Last Thursday I attended an evening meeting at a local public school that’s on the close-down list as our school district (4J in Eugene, OR) reels in shock over massive budget cuts. I have a 7-year-old grandson in first grade at that school, so I joined his mom at the meeting.
It was a sad meeting. There isn’t enough money. Schools are getting closed, kids and teachers getting shuffled around, we’re heading towards fewer schools with more kids in every classroom, less support, fewer school days, more decline in public education.
The public schools have already jammed more kids than ever in classes, and cut the hours, and the school days, and given up everything they think they can.
I hesitate to write about this in this blog because it is so hopelessly political, outside my normal areas of discussion, and just plain doomed to frustration and, sadly, predictability. Complaining about public education in this country is trite. There are choruses of articulate and well-educated voices crying out against what’s happening to education in this country.
You can find lots of statistics, and lots of research, and lots of people ready to blame somebody: one political party or another, parents, teachers, politicians, teachers’ unions, administration, coddling the kids, equality through mediocrity, and on and on.
If we really cared, as a society, we’d make it a priority. Do we really care?
When I was a kid, in the 1950s and 1960s, education was an accepted national priority. Sure, maybe it was because we were afraid of the Russians, or worrying about the space race … but it worked. And maybe it was because we were comparatively wealthier then than now, in the aftermath of World War II, as competing nations’ industrial base had been destroyed. And maybe we weren’t so polarized politically.
And while we’re bickering over whether it’s Democrats or Republicans or liberals or conservatives or too many administrators or teachers’ unions or voter revolt or government waste, teachers and kids are stuffed together in impossible situations already, and public school budgets decline further.
Do you relate to national pride? How does it feel to live in a country whose public education is second or third rate?

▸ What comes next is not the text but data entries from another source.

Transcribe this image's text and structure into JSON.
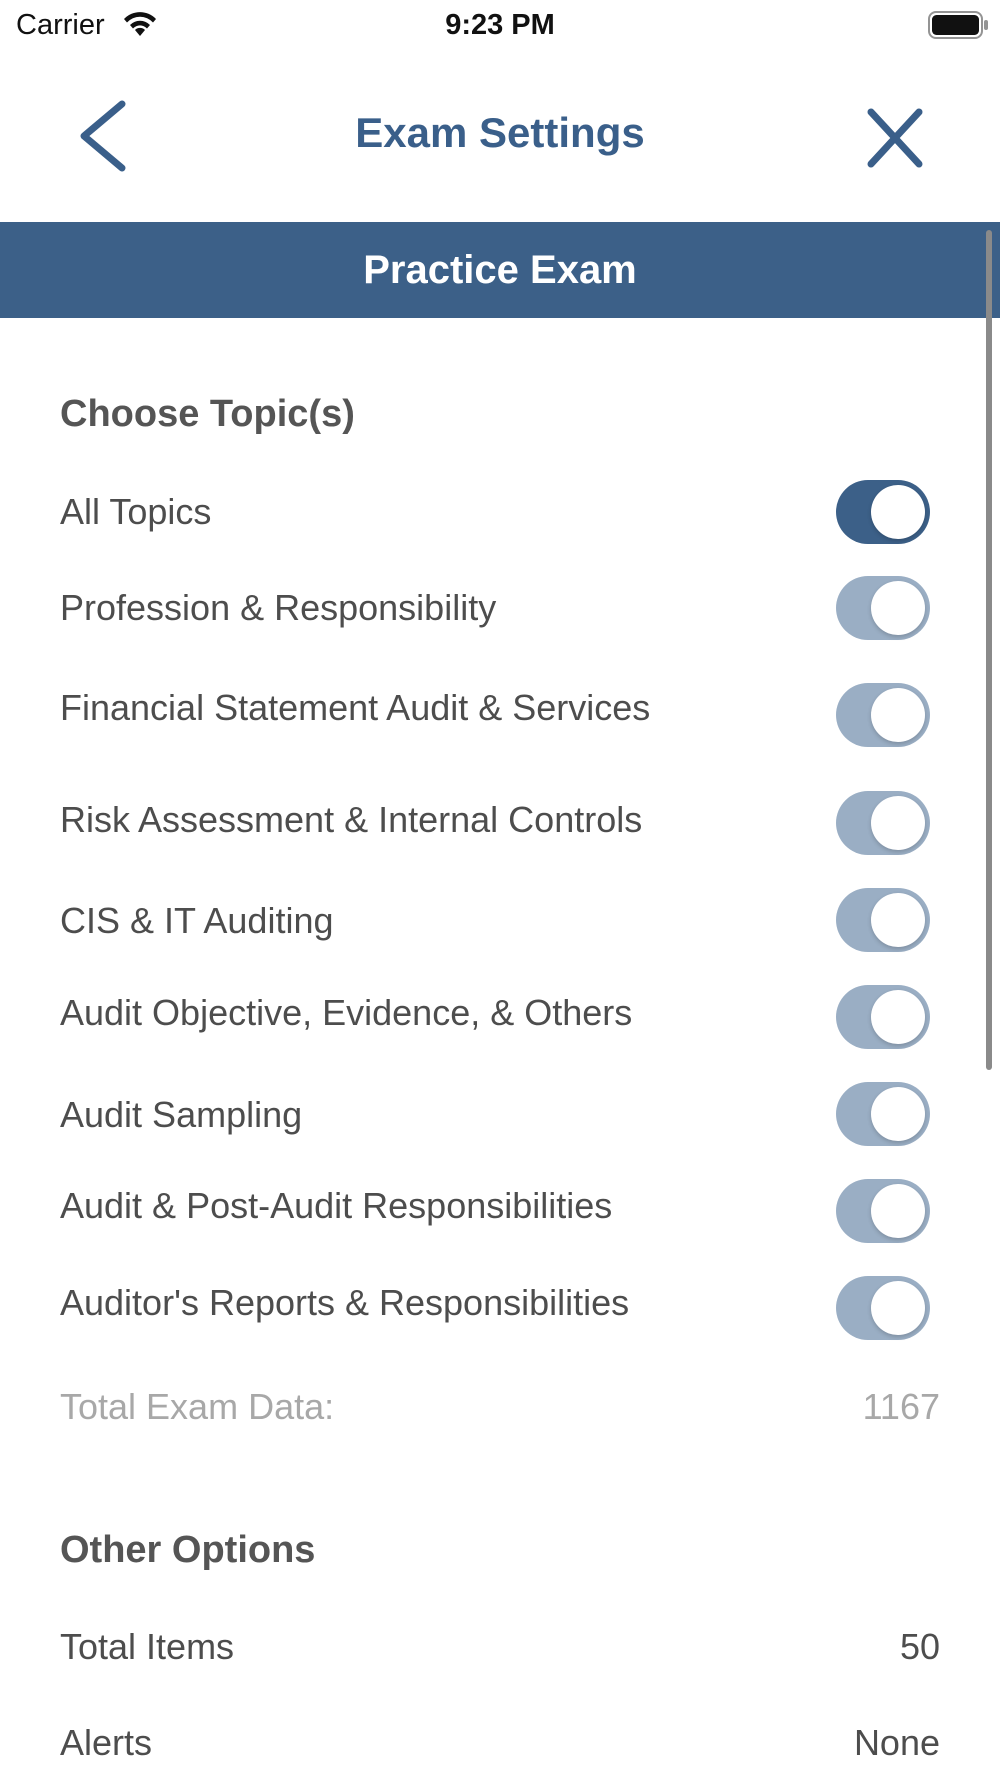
{
  "status_bar": {
    "carrier": "Carrier",
    "time": "9:23 PM",
    "icons": [
      "wifi-icon",
      "battery-icon"
    ]
  },
  "nav": {
    "title": "Exam Settings",
    "back_icon": "chevron-left-icon",
    "close_icon": "close-icon",
    "accent_color": "#3a5f8a"
  },
  "banner": {
    "title": "Practice Exam",
    "background_color": "#3c6088"
  },
  "topics": {
    "heading": "Choose Topic(s)",
    "items": [
      {
        "label": "All Topics",
        "on": true
      },
      {
        "label": "Profession & Responsibility",
        "on": true
      },
      {
        "label": "Financial Statement Audit & Services",
        "on": true
      },
      {
        "label": "Risk Assessment & Internal Controls",
        "on": true
      },
      {
        "label": "CIS & IT Auditing",
        "on": true
      },
      {
        "label": "Audit Objective, Evidence, & Others",
        "on": true
      },
      {
        "label": "Audit Sampling",
        "on": true
      },
      {
        "label": "Audit & Post-Audit Responsibilities",
        "on": true
      },
      {
        "label": "Auditor's Reports & Responsibilities",
        "on": true
      }
    ],
    "total_label": "Total Exam Data:",
    "total_value": "1167",
    "toggle_on_color": "#3c6088",
    "toggle_disabled_color": "#9aaec4"
  },
  "other_options": {
    "heading": "Other Options",
    "total_items_label": "Total Items",
    "total_items_value": "50",
    "alerts_label": "Alerts",
    "alerts_value": "None"
  }
}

Do we care? Or is politics more important? Or is good education just too expensive for this society?
(Photo credit: Paul Carter/The Register Guard)